Finlay Pickering and Josh Tarling will be on the start ramp for GB and, like the women, they finished first and second in the junior national championships earlier in the year and there was a fair bit of breathing space down to third place. Tarling also took home two golds from those European track championships in hte team pursuit and omnium.

Previous winners of this one include Remco Evenepoel, Tom Pidcock and Brandon McNulty so expect big things from the rider that comes out on top.

Mixed Relay Team Time-Trial, Wednesday 22nd September

The second ever mixed relay team time-trial will see the men start beachside once again and takes in much of the same route as the elite men's TT.

That first group will head down to Westkapelle and head west alongside the A11 to Dudzele before heading down the first section of that canal loop but head straight on into Bruges.

From there the women will take over and head out to Damme and north to finish the same way as the men down from Dudzele back to Bruges.

It's a total of 44.5km and 129m of elevation gain with the men covering 400m more.

Last time out in Harrogate the Netherlands took the title ahead of Germany in second and Great Britain in third.

There are only two changes to the GB squad, with Alex Dowsett and Alice Barnes coming in for Harry Tanfield and Lauren Dolan, joining John Archibald, Joss Lowden, Anna Henderson and team leader Dan Bigham.

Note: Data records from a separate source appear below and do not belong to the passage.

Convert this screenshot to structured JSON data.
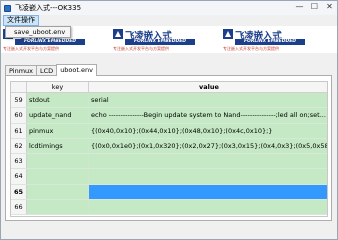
{
  "window": {
    "title": "飞凌嵌入式---OK335",
    "minimize": "—",
    "maximize": "☐",
    "close": "✕"
  },
  "menu": {
    "file": "文件操作",
    "dropdown_items": [
      "save_uboot.env"
    ]
  },
  "banner": {
    "brand_cn": "飞凌嵌入式",
    "brand_en": "FORLINX EMBEDDED",
    "slogan": "专注嵌入式开发平台与方案提供",
    "accent": "#1c3f8c"
  },
  "tabs": [
    {
      "label": "Pinmux",
      "active": false
    },
    {
      "label": "LCD",
      "active": false
    },
    {
      "label": "uboot.env",
      "active": true
    }
  ],
  "grid": {
    "col_key": "key",
    "col_value": "value",
    "rows": [
      {
        "num": "59",
        "key": "stdout",
        "value": "serial"
      },
      {
        "num": "60",
        "key": "update_nand",
        "value": "echo ---------------Begin update system to Nand---------------;led all on;set..."
      },
      {
        "num": "61",
        "key": "pinmux",
        "value": "{(0x40,0x10};(0x44,0x10};(0x48,0x10};(0x4c,0x10};}"
      },
      {
        "num": "62",
        "key": "lcdtimings",
        "value": "{(0x0,0x1e0};(0x1,0x320};(0x2,0x27};(0x3,0x15};(0x4,0x3};(0x5,0x58};(0x6,0x..."
      },
      {
        "num": "63",
        "key": "",
        "value": ""
      },
      {
        "num": "64",
        "key": "",
        "value": ""
      },
      {
        "num": "65",
        "key": "",
        "value": ""
      },
      {
        "num": "66",
        "key": "",
        "value": ""
      }
    ]
  }
}
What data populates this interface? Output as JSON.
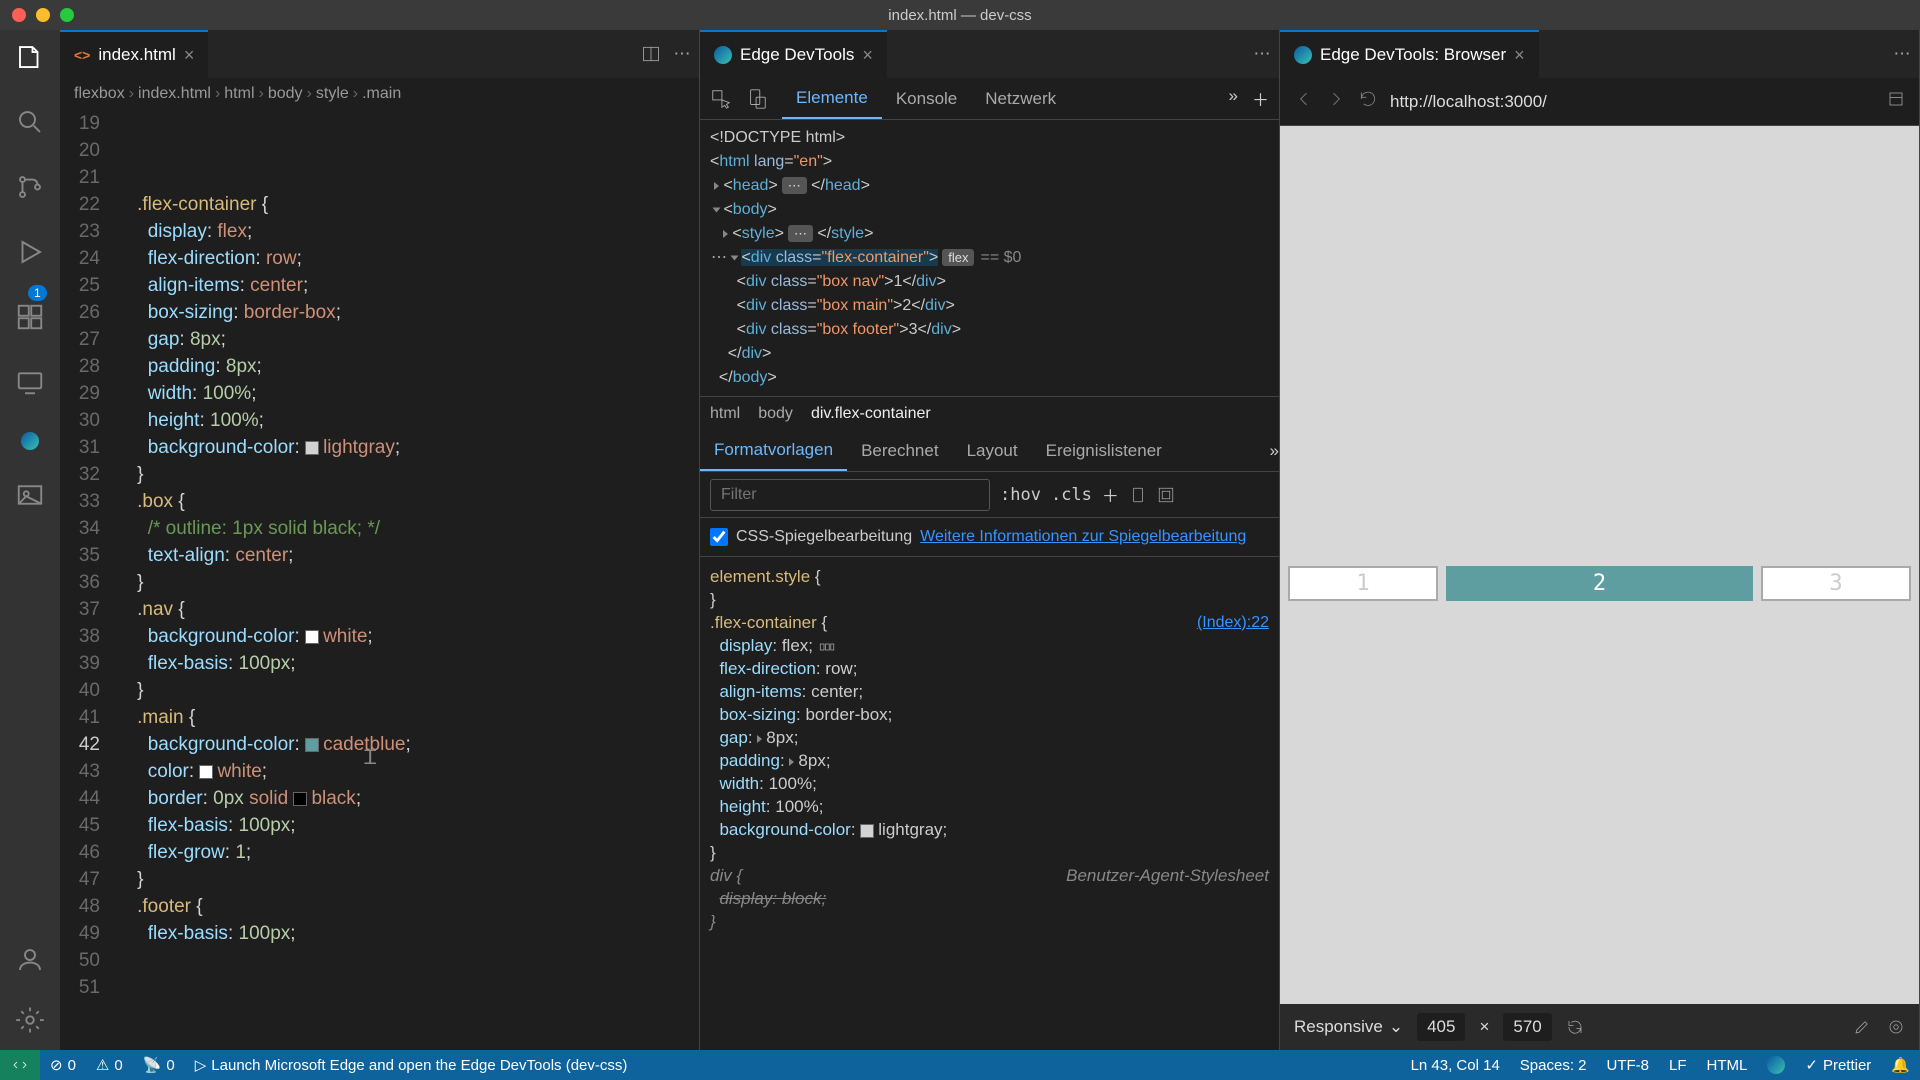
{
  "window": {
    "title": "index.html — dev-css"
  },
  "activity": {
    "badge": "1"
  },
  "editor": {
    "tab": {
      "filename": "index.html"
    },
    "breadcrumb": [
      "flexbox",
      "index.html",
      "html",
      "body",
      "style",
      ".main"
    ],
    "lines": [
      {
        "n": 19,
        "ind": 2,
        "seg": [
          {
            "c": "tk-sel",
            "t": ".flex-container"
          },
          {
            "t": " {"
          }
        ]
      },
      {
        "n": 20,
        "ind": 3,
        "seg": [
          {
            "c": "tk-prop",
            "t": "display"
          },
          {
            "t": ": "
          },
          {
            "c": "tk-val",
            "t": "flex"
          },
          {
            "t": ";"
          }
        ]
      },
      {
        "n": 21,
        "ind": 3,
        "seg": [
          {
            "c": "tk-prop",
            "t": "flex-direction"
          },
          {
            "t": ": "
          },
          {
            "c": "tk-val",
            "t": "row"
          },
          {
            "t": ";"
          }
        ]
      },
      {
        "n": 22,
        "ind": 3,
        "seg": [
          {
            "c": "tk-prop",
            "t": "align-items"
          },
          {
            "t": ": "
          },
          {
            "c": "tk-val",
            "t": "center"
          },
          {
            "t": ";"
          }
        ]
      },
      {
        "n": 23,
        "ind": 3,
        "seg": [
          {
            "c": "tk-prop",
            "t": "box-sizing"
          },
          {
            "t": ": "
          },
          {
            "c": "tk-val",
            "t": "border-box"
          },
          {
            "t": ";"
          }
        ]
      },
      {
        "n": 24,
        "ind": 3,
        "seg": [
          {
            "c": "tk-prop",
            "t": "gap"
          },
          {
            "t": ": "
          },
          {
            "c": "tk-num",
            "t": "8px"
          },
          {
            "t": ";"
          }
        ]
      },
      {
        "n": 25,
        "ind": 3,
        "seg": [
          {
            "c": "tk-prop",
            "t": "padding"
          },
          {
            "t": ": "
          },
          {
            "c": "tk-num",
            "t": "8px"
          },
          {
            "t": ";"
          }
        ]
      },
      {
        "n": 26,
        "ind": 3,
        "seg": [
          {
            "c": "tk-prop",
            "t": "width"
          },
          {
            "t": ": "
          },
          {
            "c": "tk-num",
            "t": "100%"
          },
          {
            "t": ";"
          }
        ]
      },
      {
        "n": 27,
        "ind": 3,
        "seg": [
          {
            "c": "tk-prop",
            "t": "height"
          },
          {
            "t": ": "
          },
          {
            "c": "tk-num",
            "t": "100%"
          },
          {
            "t": ";"
          }
        ]
      },
      {
        "n": 28,
        "ind": 3,
        "seg": [
          {
            "c": "tk-prop",
            "t": "background-color"
          },
          {
            "t": ": "
          },
          {
            "sw": "#d3d3d3"
          },
          {
            "c": "tk-val",
            "t": "lightgray"
          },
          {
            "t": ";"
          }
        ]
      },
      {
        "n": 29,
        "ind": 2,
        "seg": [
          {
            "t": "}"
          }
        ]
      },
      {
        "n": 30,
        "ind": 0,
        "seg": [
          {
            "t": ""
          }
        ]
      },
      {
        "n": 31,
        "ind": 2,
        "seg": [
          {
            "c": "tk-sel",
            "t": ".box"
          },
          {
            "t": " {"
          }
        ]
      },
      {
        "n": 32,
        "ind": 3,
        "seg": [
          {
            "c": "tk-com",
            "t": "/* outline: 1px solid black; */"
          }
        ]
      },
      {
        "n": 33,
        "ind": 3,
        "seg": [
          {
            "c": "tk-prop",
            "t": "text-align"
          },
          {
            "t": ": "
          },
          {
            "c": "tk-val",
            "t": "center"
          },
          {
            "t": ";"
          }
        ]
      },
      {
        "n": 34,
        "ind": 2,
        "seg": [
          {
            "t": "}"
          }
        ]
      },
      {
        "n": 35,
        "ind": 0,
        "seg": [
          {
            "t": ""
          }
        ]
      },
      {
        "n": 36,
        "ind": 2,
        "seg": [
          {
            "c": "tk-sel",
            "t": ".nav"
          },
          {
            "t": " {"
          }
        ]
      },
      {
        "n": 37,
        "ind": 3,
        "seg": [
          {
            "c": "tk-prop",
            "t": "background-color"
          },
          {
            "t": ": "
          },
          {
            "sw": "#fff"
          },
          {
            "c": "tk-val",
            "t": "white"
          },
          {
            "t": ";"
          }
        ]
      },
      {
        "n": 38,
        "ind": 3,
        "seg": [
          {
            "c": "tk-prop",
            "t": "flex-basis"
          },
          {
            "t": ": "
          },
          {
            "c": "tk-num",
            "t": "100px"
          },
          {
            "t": ";"
          }
        ]
      },
      {
        "n": 39,
        "ind": 0,
        "seg": [
          {
            "t": ""
          }
        ]
      },
      {
        "n": 40,
        "ind": 2,
        "seg": [
          {
            "t": "}"
          }
        ]
      },
      {
        "n": 41,
        "ind": 0,
        "seg": [
          {
            "t": ""
          }
        ]
      },
      {
        "n": 42,
        "ind": 2,
        "cur": true,
        "seg": [
          {
            "c": "tk-sel",
            "t": ".main"
          },
          {
            "t": " {"
          }
        ]
      },
      {
        "n": 43,
        "ind": 3,
        "seg": [
          {
            "c": "tk-prop",
            "t": "background-color"
          },
          {
            "t": ": "
          },
          {
            "sw": "#5f9ea0"
          },
          {
            "c": "tk-val",
            "t": "cadetblue"
          },
          {
            "t": ";"
          }
        ]
      },
      {
        "n": 44,
        "ind": 3,
        "seg": [
          {
            "c": "tk-prop",
            "t": "color"
          },
          {
            "t": ": "
          },
          {
            "sw": "#fff"
          },
          {
            "c": "tk-val",
            "t": "white"
          },
          {
            "t": ";"
          }
        ]
      },
      {
        "n": 45,
        "ind": 3,
        "seg": [
          {
            "c": "tk-prop",
            "t": "border"
          },
          {
            "t": ": "
          },
          {
            "c": "tk-num",
            "t": "0px"
          },
          {
            "t": " "
          },
          {
            "c": "tk-val",
            "t": "solid"
          },
          {
            "t": " "
          },
          {
            "sw": "#000"
          },
          {
            "c": "tk-val",
            "t": "black"
          },
          {
            "t": ";"
          }
        ]
      },
      {
        "n": 46,
        "ind": 3,
        "seg": [
          {
            "c": "tk-prop",
            "t": "flex-basis"
          },
          {
            "t": ": "
          },
          {
            "c": "tk-num",
            "t": "100px"
          },
          {
            "t": ";"
          }
        ]
      },
      {
        "n": 47,
        "ind": 3,
        "seg": [
          {
            "c": "tk-prop",
            "t": "flex-grow"
          },
          {
            "t": ": "
          },
          {
            "c": "tk-num",
            "t": "1"
          },
          {
            "t": ";"
          }
        ]
      },
      {
        "n": 48,
        "ind": 2,
        "seg": [
          {
            "t": "}"
          }
        ]
      },
      {
        "n": 49,
        "ind": 0,
        "seg": [
          {
            "t": ""
          }
        ]
      },
      {
        "n": 50,
        "ind": 2,
        "seg": [
          {
            "c": "tk-sel",
            "t": ".footer"
          },
          {
            "t": " {"
          }
        ]
      },
      {
        "n": 51,
        "ind": 3,
        "seg": [
          {
            "c": "tk-prop",
            "t": "flex-basis"
          },
          {
            "t": ": "
          },
          {
            "c": "tk-num",
            "t": "100px"
          },
          {
            "t": ";"
          }
        ]
      }
    ]
  },
  "devtools": {
    "tab_title": "Edge DevTools",
    "tabs": [
      "Elemente",
      "Konsole",
      "Netzwerk"
    ],
    "crumb": [
      "html",
      "body",
      "div.flex-container"
    ],
    "styles_tabs": [
      "Formatvorlagen",
      "Berechnet",
      "Layout",
      "Ereignislistener"
    ],
    "filter_placeholder": "Filter",
    "hov": ":hov",
    "cls": ".cls",
    "mirror_label": "CSS-Spiegelbearbeitung",
    "mirror_link": "Weitere Informationen zur Spiegelbearbeitung",
    "rule_src": "(Index):22",
    "ua_label": "Benutzer-Agent-Stylesheet"
  },
  "browser": {
    "tab_title": "Edge DevTools: Browser",
    "url": "http://localhost:3000/",
    "boxes": [
      "1",
      "2",
      "3"
    ],
    "responsive_label": "Responsive",
    "width": "405",
    "height": "570"
  },
  "status": {
    "errors": "0",
    "warnings": "0",
    "ports": "0",
    "launch": "Launch Microsoft Edge and open the Edge DevTools (dev-css)",
    "cursor": "Ln 43, Col 14",
    "spaces": "Spaces: 2",
    "enc": "UTF-8",
    "eol": "LF",
    "lang": "HTML",
    "prettier": "Prettier"
  }
}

If last time out's anything to go by it'll be hard to predict the strength of the other nations as some of the top TTers may opt to save themselves for the road races on the 25th and 26th.

However the usual suspects will still be the ones to watch with the Netherlands, Germany, Italy and hosts Belgium sure to fight for this one.

Check out our guide to the 2021 World Championships